Peter Kirkbride who won Silver at Delhi 2010 and is a hot favourite to collect further medals on home soil this summer has obtained his place in the team. So far the 26 year old Ayrshire man is the only male confirmed for Team Scotland.
Louise Mather has also been confirmed and it is looking very likely that the Scottish team will consist of more females than males in this year's competition.
Louise is coached by Ray Cavanagh of Team Cavanagh which is based in Anniesland.
Ray said: "Louise took up the sport only a year and a half ago and she has progressed very well and is a natural strength athlete."
Ray Cavanagh is also hopeful that another of his athletes, Colette Will, will also gain a place in Team Scotland.
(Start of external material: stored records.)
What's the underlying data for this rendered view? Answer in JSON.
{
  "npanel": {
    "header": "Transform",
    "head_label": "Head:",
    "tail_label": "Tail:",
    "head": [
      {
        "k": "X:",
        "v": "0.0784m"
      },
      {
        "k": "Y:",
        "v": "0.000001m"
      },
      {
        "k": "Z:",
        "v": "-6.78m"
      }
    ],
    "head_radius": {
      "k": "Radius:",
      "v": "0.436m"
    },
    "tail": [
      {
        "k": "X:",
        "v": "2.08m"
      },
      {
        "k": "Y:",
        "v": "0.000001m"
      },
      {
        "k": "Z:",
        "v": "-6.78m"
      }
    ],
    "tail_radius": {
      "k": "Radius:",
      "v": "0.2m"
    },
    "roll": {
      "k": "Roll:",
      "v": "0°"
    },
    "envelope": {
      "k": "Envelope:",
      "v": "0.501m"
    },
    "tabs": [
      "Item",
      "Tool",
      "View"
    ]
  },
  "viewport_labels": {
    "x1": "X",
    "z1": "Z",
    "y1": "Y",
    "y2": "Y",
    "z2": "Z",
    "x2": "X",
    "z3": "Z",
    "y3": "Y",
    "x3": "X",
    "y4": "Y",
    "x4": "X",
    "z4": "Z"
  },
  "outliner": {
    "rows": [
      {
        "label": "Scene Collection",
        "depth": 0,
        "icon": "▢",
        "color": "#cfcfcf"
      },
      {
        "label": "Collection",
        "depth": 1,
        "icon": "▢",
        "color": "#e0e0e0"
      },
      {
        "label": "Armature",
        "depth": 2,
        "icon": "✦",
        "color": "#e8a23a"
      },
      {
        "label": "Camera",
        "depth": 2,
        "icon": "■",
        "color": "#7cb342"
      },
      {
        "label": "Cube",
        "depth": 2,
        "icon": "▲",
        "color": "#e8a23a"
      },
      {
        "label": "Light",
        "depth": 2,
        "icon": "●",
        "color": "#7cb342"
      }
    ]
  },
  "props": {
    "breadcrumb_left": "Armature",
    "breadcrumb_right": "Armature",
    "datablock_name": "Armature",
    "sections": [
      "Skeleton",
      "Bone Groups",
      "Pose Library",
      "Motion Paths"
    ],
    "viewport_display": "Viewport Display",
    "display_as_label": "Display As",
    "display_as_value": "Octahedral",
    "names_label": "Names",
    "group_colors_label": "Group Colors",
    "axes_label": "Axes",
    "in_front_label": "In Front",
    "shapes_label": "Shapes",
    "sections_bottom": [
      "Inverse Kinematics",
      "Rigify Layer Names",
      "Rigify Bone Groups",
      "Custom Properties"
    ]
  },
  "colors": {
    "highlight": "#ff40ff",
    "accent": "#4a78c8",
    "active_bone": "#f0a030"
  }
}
The British Championships in May, which are held in England, will give Colette the opportunity to obtain the 6kg she needs to add to her current total to fulfil the demanding criteria for Commonwealth Games entry.
Georgi Black of Chick Hamilton's Kilmarnock club has also met the qualifying criteria and will be a great asset to the squad. Georgi who has nine Scottish titles under her belt has worked tremendously hard to adjust her weight in order to maximise the potential of taking Gold.
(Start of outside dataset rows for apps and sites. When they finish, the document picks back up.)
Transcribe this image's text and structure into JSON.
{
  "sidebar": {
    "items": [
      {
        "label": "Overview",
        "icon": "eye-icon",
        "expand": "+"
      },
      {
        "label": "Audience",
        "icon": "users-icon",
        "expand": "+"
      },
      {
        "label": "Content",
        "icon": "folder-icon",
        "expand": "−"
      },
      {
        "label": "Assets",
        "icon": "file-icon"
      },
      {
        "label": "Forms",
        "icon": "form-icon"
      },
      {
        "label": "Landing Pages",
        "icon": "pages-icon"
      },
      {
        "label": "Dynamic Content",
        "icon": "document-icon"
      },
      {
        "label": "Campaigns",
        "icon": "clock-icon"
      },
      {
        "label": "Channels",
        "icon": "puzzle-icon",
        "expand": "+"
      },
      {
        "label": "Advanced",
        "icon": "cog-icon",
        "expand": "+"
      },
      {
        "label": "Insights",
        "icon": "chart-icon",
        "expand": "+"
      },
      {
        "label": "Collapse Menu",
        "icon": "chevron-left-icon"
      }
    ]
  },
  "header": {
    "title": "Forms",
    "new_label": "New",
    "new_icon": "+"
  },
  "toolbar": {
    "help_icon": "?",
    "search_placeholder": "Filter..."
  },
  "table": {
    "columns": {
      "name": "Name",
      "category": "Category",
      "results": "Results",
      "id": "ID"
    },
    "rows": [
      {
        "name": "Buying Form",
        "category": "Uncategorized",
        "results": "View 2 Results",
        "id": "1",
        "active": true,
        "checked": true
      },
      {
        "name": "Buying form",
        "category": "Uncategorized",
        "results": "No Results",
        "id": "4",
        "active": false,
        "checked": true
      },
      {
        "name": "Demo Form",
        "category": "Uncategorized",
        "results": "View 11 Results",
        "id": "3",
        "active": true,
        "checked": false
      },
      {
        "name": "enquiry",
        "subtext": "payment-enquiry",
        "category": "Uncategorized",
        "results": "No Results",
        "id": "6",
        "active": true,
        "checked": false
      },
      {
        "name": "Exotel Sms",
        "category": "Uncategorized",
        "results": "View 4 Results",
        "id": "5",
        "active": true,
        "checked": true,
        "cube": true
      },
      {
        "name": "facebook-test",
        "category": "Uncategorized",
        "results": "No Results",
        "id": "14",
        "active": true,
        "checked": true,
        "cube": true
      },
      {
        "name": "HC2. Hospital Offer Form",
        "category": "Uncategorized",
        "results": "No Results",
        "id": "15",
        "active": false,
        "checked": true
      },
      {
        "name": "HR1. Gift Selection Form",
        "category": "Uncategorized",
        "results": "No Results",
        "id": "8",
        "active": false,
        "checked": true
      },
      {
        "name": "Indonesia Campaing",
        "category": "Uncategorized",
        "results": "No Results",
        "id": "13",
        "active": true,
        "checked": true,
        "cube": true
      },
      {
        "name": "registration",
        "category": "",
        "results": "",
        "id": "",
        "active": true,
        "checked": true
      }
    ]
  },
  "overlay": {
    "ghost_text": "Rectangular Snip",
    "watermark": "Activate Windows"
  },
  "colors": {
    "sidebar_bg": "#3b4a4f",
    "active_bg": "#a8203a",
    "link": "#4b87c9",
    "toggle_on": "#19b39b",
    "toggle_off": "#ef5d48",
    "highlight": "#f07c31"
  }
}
Another hopeful participant is Sophie Smyth, cousin of Georgi Black, so it is looking like the ladies are gathering nicely to make a significant part of the team for this year's Games.
Team Scotland coach Chick Hamilton of Kilmarnock Weightlifting Club is confident of good results this year.
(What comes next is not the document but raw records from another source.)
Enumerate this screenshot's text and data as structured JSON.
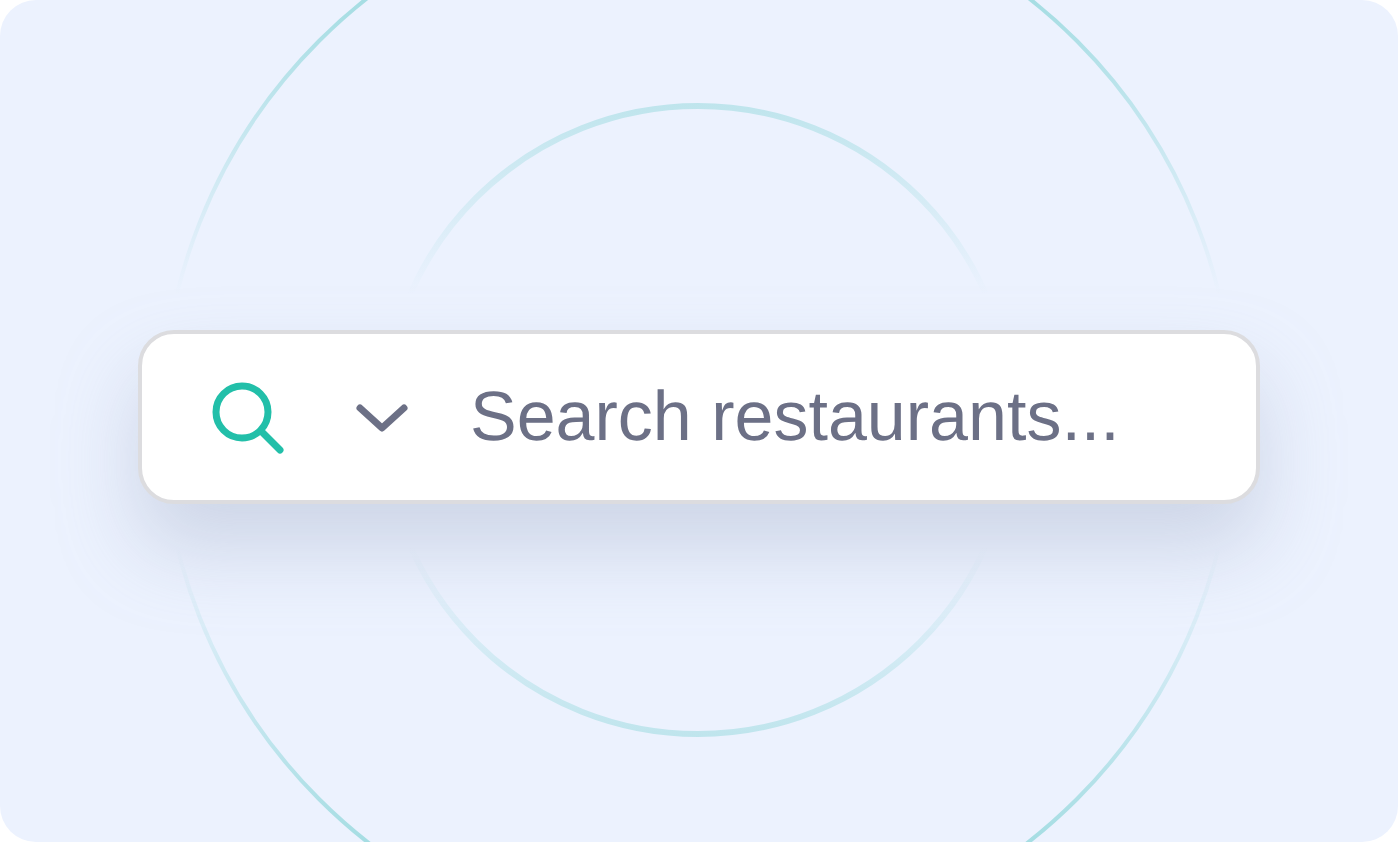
{
  "search": {
    "placeholder": "Search restaurants..."
  }
}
Chick said: "I was coach at Australia 2006 and Delhi 2010. This year we will be putting out our biggest team yet so our chances are better than ever."
Weightlifting has come a long way and gathered a steady following since the days of twice gold winning Commonwealth Games medallist Phil Caira.
The Kirkcaldy man who was Scotland's most successful weightlifter of all time, died earlier this month but no doubt would have been immensely proud of the men and women weightlifters who will make up Team Scotland for Glasgow 2014.
The complete squad will be announced in the third week in May.
Having a share of the spotlight at the Commonwealth Games in the summer will also dispel some myths about the sport.
It was once believed that lifting weights turned you into a bulky vein popping specimen with crumbling joints.
But the NHS have confirmed that resistance and weight training actually contribute to improving weakened joints.
The bulky myth has been replaced by the facts that weightlifting does not give you huge muscles and that it tones and strengthens the body.
The aim of lifting weights is not to obtain biceps like Arnold Schwarzenegger and wander around the local gym, admiring your well-oiled new muscles in two sizes too small clothing, in the wall to wall mirrors.
Team Scotland head coach Chick Hamilton said: "With the myths dispelled the sport is attracting more positive attention. Almost anyone can involve weightlifting as part of an exercise routine to reach optimum levels of fitness and strength."
With a new energy surrounding weightlifting and 15 weight categories ranging from 48 kg to 105+kg, the SECC Precinct in Glasgow's West End is sure to be captivating for all around the world to see.